- **ABOUT THIS TASK**:
Please output the entries that follow exactly, without a single image.

- **EXERCISE MATERIALS**:
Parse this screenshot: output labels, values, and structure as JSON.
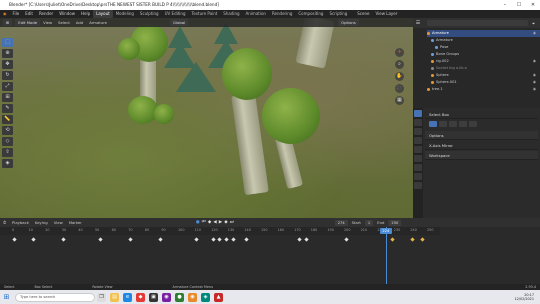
{
  "titlebar": {
    "title": "Blender* [C:\\Users\\Juliet\\OneDrive\\Desktop\\prsTHE NEWEST SISTER BUILD P 4\\\\\\\\\\\\\\\\\\\\\\\\\\\\blend.blend]",
    "minimize": "–",
    "maximize": "☐",
    "close": "✕"
  },
  "menubar": {
    "items": [
      "File",
      "Edit",
      "Render",
      "Window",
      "Help"
    ],
    "workspaces": [
      "Layout",
      "Modeling",
      "Sculpting",
      "UV Editing",
      "Texture Paint",
      "Shading",
      "Animation",
      "Rendering",
      "Compositing",
      "Scripting"
    ],
    "active_workspace": "Layout",
    "scene": "Scene",
    "view_layer": "View Layer"
  },
  "viewport": {
    "mode": "Edit Mode",
    "menus": [
      "View",
      "Select",
      "Add",
      "Armature"
    ],
    "transform": "Global",
    "options": "Options"
  },
  "outliner": {
    "items": [
      {
        "label": "Armature",
        "selected": true
      },
      {
        "label": "Armature",
        "selected": false
      },
      {
        "label": "Pose",
        "selected": false
      },
      {
        "label": "Bone Groups",
        "selected": false
      },
      {
        "label": "rig.002",
        "selected": false
      },
      {
        "label": "Socket big a.lib.e",
        "selected": false
      },
      {
        "label": "Sphere",
        "selected": false
      },
      {
        "label": "Sphere.001",
        "selected": false
      },
      {
        "label": "tree.1",
        "selected": false
      }
    ]
  },
  "properties": {
    "context": "Select Box",
    "sections": [
      "Options",
      "X-Axis Mirror",
      "Workspace"
    ]
  },
  "timeline": {
    "menus": [
      "Playback",
      "Keying",
      "View",
      "Marker"
    ],
    "current_frame": "274",
    "start": "1",
    "end": "250",
    "start_label": "Start",
    "end_label": "End",
    "ticks": [
      "0",
      "10",
      "20",
      "30",
      "40",
      "50",
      "60",
      "70",
      "80",
      "90",
      "100",
      "110",
      "120",
      "130",
      "140",
      "150",
      "160",
      "170",
      "180",
      "190",
      "200",
      "210",
      "220",
      "230",
      "240",
      "250"
    ],
    "playhead_frame": "224",
    "keyframes": [
      0,
      12,
      30,
      52,
      70,
      88,
      110,
      120,
      124,
      128,
      132,
      140,
      172,
      176,
      200,
      228,
      240,
      246
    ]
  },
  "statusbar": {
    "select": "Select",
    "box_select": "Box Select",
    "rotate": "Rotate View",
    "context_menu": "Armature Context Menu",
    "version": "2.93.4"
  },
  "taskbar": {
    "search_placeholder": "Type here to search",
    "time": "20:17",
    "date": "12/02/2021"
  }
}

- **EXERCISE RESPONSE**:
Parse this screenshot: output labels, values, and structure as JSON.
{
  "titlebar": {
    "title": "Blender* [C:\\Users\\Juliet\\OneDrive\\Desktop\\prsTHE NEWEST SISTER BUILD P 4\\\\\\\\\\\\\\\\\\\\\\\\\\\\blend.blend]",
    "minimize": "–",
    "maximize": "☐",
    "close": "✕"
  },
  "menubar": {
    "items": [
      "File",
      "Edit",
      "Render",
      "Window",
      "Help"
    ],
    "workspaces": [
      "Layout",
      "Modeling",
      "Sculpting",
      "UV Editing",
      "Texture Paint",
      "Shading",
      "Animation",
      "Rendering",
      "Compositing",
      "Scripting"
    ],
    "active_workspace": "Layout",
    "scene": "Scene",
    "view_layer": "View Layer"
  },
  "viewport": {
    "mode": "Edit Mode",
    "menus": [
      "View",
      "Select",
      "Add",
      "Armature"
    ],
    "transform": "Global",
    "options": "Options"
  },
  "outliner": {
    "items": [
      {
        "label": "Armature",
        "selected": true
      },
      {
        "label": "Armature",
        "selected": false
      },
      {
        "label": "Pose",
        "selected": false
      },
      {
        "label": "Bone Groups",
        "selected": false
      },
      {
        "label": "rig.002",
        "selected": false
      },
      {
        "label": "Socket big a.lib.e",
        "selected": false
      },
      {
        "label": "Sphere",
        "selected": false
      },
      {
        "label": "Sphere.001",
        "selected": false
      },
      {
        "label": "tree.1",
        "selected": false
      }
    ]
  },
  "properties": {
    "context": "Select Box",
    "sections": [
      "Options",
      "X-Axis Mirror",
      "Workspace"
    ]
  },
  "timeline": {
    "menus": [
      "Playback",
      "Keying",
      "View",
      "Marker"
    ],
    "current_frame": "274",
    "start": "1",
    "end": "250",
    "start_label": "Start",
    "end_label": "End",
    "ticks": [
      "0",
      "10",
      "20",
      "30",
      "40",
      "50",
      "60",
      "70",
      "80",
      "90",
      "100",
      "110",
      "120",
      "130",
      "140",
      "150",
      "160",
      "170",
      "180",
      "190",
      "200",
      "210",
      "220",
      "230",
      "240",
      "250"
    ],
    "playhead_frame": "224",
    "keyframes": [
      0,
      12,
      30,
      52,
      70,
      88,
      110,
      120,
      124,
      128,
      132,
      140,
      172,
      176,
      200,
      228,
      240,
      246
    ]
  },
  "statusbar": {
    "select": "Select",
    "box_select": "Box Select",
    "rotate": "Rotate View",
    "context_menu": "Armature Context Menu",
    "version": "2.93.4"
  },
  "taskbar": {
    "search_placeholder": "Type here to search",
    "time": "20:17",
    "date": "12/02/2021"
  }
}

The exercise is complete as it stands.